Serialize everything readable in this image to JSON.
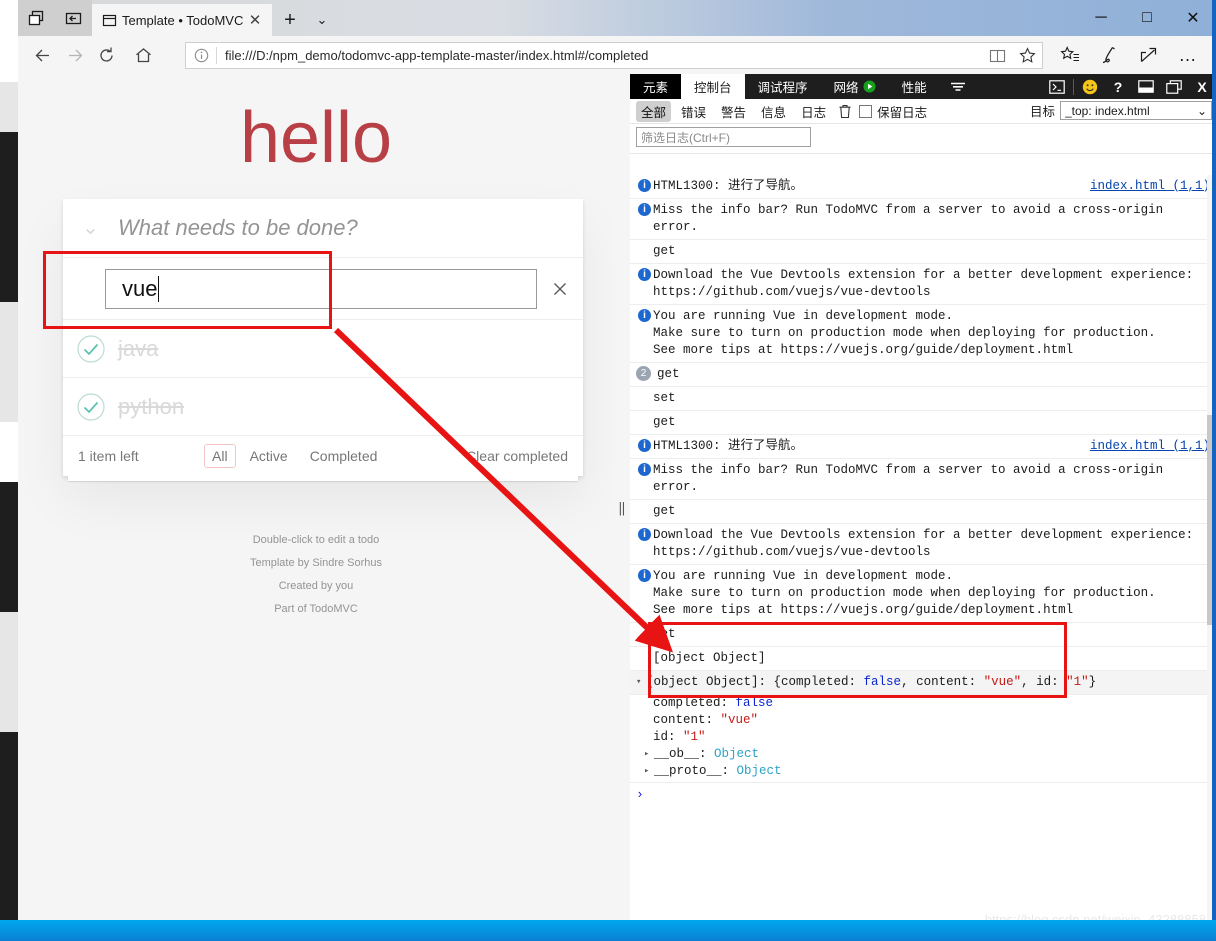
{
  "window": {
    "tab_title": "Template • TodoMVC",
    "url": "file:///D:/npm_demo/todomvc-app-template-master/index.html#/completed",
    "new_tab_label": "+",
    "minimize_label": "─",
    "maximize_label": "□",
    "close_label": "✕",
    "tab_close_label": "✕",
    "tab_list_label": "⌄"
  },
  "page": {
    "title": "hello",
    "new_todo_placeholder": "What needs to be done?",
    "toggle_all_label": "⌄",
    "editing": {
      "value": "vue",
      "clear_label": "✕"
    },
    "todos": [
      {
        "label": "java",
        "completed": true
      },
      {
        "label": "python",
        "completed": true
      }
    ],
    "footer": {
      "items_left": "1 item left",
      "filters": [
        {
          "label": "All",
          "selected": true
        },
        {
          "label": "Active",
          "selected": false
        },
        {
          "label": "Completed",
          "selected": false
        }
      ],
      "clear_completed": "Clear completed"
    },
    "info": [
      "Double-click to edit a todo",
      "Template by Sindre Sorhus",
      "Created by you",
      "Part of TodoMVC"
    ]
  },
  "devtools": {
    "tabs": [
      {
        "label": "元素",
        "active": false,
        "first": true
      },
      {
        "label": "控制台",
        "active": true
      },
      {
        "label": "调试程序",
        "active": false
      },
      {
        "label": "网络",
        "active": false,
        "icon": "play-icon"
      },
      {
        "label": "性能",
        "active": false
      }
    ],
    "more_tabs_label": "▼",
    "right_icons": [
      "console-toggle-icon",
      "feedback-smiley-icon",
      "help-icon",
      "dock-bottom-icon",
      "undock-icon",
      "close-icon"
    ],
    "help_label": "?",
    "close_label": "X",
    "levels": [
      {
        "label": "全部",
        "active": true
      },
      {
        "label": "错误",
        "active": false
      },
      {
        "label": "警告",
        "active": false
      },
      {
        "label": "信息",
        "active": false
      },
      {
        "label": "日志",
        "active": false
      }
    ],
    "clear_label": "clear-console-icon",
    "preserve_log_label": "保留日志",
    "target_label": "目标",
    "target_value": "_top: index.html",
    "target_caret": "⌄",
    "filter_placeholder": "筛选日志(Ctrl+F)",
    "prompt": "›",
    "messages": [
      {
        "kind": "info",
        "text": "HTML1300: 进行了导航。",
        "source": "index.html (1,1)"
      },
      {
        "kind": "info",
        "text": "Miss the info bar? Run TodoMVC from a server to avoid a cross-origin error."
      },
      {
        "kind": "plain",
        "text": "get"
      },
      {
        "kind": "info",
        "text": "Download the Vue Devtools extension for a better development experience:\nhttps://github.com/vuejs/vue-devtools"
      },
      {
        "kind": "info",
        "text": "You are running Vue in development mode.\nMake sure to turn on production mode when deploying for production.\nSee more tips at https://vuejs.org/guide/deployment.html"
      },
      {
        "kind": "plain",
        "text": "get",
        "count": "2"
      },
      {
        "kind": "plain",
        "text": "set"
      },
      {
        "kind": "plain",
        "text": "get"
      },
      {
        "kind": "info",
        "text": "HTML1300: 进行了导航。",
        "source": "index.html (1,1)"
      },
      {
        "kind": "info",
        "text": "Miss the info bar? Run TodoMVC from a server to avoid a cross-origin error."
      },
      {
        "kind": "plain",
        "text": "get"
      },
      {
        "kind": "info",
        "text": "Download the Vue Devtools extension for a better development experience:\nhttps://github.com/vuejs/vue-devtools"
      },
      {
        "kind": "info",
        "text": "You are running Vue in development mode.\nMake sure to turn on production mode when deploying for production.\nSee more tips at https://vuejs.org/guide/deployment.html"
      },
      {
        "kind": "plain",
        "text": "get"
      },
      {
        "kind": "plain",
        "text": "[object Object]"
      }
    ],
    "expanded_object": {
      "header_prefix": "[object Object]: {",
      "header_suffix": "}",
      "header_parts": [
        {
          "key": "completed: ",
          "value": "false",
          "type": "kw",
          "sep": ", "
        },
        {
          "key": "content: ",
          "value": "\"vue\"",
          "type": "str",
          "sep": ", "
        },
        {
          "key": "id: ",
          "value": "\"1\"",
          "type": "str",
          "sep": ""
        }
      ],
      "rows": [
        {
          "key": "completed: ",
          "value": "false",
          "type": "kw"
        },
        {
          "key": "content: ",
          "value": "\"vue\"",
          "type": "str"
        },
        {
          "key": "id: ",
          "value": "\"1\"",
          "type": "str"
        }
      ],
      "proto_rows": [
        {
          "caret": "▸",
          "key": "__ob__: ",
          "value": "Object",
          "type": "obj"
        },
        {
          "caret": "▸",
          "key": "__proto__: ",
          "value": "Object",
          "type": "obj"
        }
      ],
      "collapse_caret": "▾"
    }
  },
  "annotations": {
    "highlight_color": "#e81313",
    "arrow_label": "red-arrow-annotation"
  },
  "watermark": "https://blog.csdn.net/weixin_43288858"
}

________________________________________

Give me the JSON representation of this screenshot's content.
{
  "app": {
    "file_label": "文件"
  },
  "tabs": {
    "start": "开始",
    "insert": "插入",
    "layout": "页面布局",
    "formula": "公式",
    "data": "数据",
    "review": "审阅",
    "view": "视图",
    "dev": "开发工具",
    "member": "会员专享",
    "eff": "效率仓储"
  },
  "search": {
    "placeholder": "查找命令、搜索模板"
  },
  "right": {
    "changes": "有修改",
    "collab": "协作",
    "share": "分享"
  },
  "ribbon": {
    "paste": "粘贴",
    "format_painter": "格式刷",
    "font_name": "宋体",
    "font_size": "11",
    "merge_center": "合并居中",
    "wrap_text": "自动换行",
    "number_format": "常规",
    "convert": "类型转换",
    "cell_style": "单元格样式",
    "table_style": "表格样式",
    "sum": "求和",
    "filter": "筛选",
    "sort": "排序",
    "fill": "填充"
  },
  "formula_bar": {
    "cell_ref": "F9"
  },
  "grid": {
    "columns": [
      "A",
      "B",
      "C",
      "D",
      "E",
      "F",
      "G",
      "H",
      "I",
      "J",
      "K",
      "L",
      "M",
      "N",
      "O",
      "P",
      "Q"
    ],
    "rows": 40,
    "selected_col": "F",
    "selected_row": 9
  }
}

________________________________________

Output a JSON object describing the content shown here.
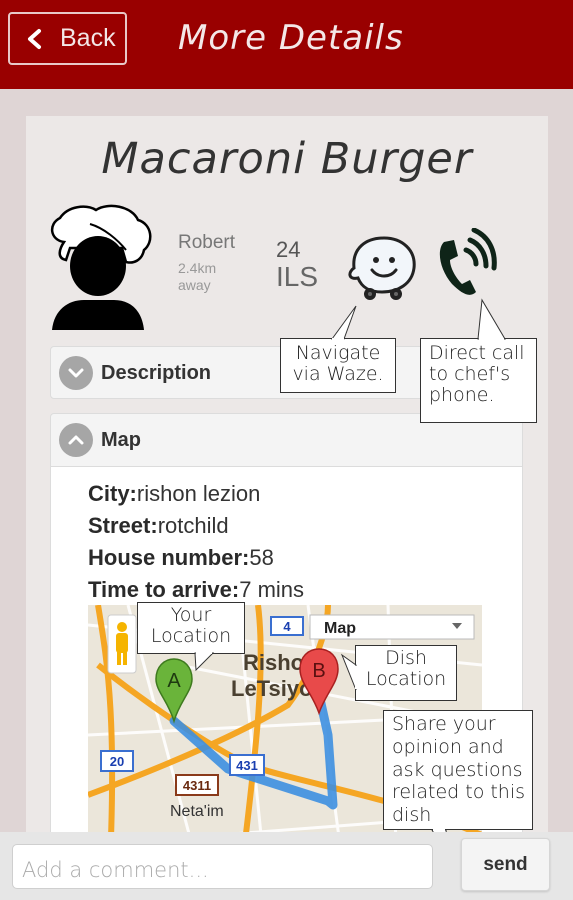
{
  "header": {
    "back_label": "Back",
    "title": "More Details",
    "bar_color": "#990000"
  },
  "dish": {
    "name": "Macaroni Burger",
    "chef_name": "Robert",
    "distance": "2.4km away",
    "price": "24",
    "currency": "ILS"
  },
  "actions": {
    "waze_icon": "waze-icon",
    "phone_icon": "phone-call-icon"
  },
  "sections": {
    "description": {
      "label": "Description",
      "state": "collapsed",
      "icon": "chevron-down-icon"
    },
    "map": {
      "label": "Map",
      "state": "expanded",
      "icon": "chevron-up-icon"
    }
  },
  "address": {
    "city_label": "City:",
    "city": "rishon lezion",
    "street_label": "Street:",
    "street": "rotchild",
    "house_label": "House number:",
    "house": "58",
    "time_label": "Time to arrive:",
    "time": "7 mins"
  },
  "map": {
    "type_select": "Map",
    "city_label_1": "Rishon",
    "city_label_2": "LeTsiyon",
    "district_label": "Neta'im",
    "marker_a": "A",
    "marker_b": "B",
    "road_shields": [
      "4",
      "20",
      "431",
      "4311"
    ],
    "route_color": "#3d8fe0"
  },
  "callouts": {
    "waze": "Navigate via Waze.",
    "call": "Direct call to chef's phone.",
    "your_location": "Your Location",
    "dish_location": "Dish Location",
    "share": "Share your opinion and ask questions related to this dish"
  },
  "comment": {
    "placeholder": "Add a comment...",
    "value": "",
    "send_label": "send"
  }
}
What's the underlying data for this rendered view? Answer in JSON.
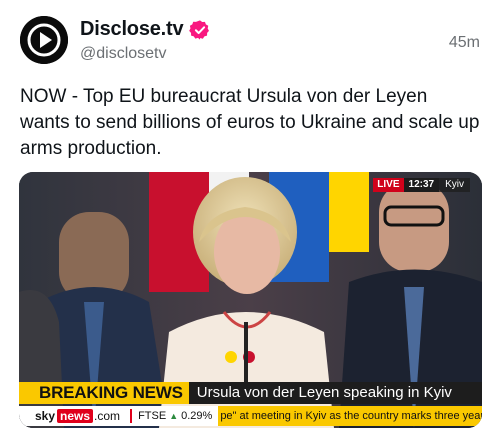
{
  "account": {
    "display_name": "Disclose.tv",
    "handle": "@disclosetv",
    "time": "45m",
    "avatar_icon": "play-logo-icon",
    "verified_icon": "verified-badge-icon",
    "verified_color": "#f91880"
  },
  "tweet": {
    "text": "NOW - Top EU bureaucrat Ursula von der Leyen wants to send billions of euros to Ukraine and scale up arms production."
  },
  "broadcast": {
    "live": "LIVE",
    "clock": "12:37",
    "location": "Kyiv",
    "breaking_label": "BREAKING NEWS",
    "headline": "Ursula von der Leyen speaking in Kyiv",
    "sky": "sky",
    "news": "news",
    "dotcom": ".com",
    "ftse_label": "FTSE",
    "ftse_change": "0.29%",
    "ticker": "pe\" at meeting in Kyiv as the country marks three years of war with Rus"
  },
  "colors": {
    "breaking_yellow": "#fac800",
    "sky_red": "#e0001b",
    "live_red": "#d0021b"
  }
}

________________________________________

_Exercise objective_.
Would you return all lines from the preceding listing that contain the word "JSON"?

_Finished task_.
Serialize everything readable in this image to JSON.
Give me the JSON representation of this screenshot's content.
Output a JSON object describing the content shown here.
What's the underlying data for this rendered view? Answer in JSON.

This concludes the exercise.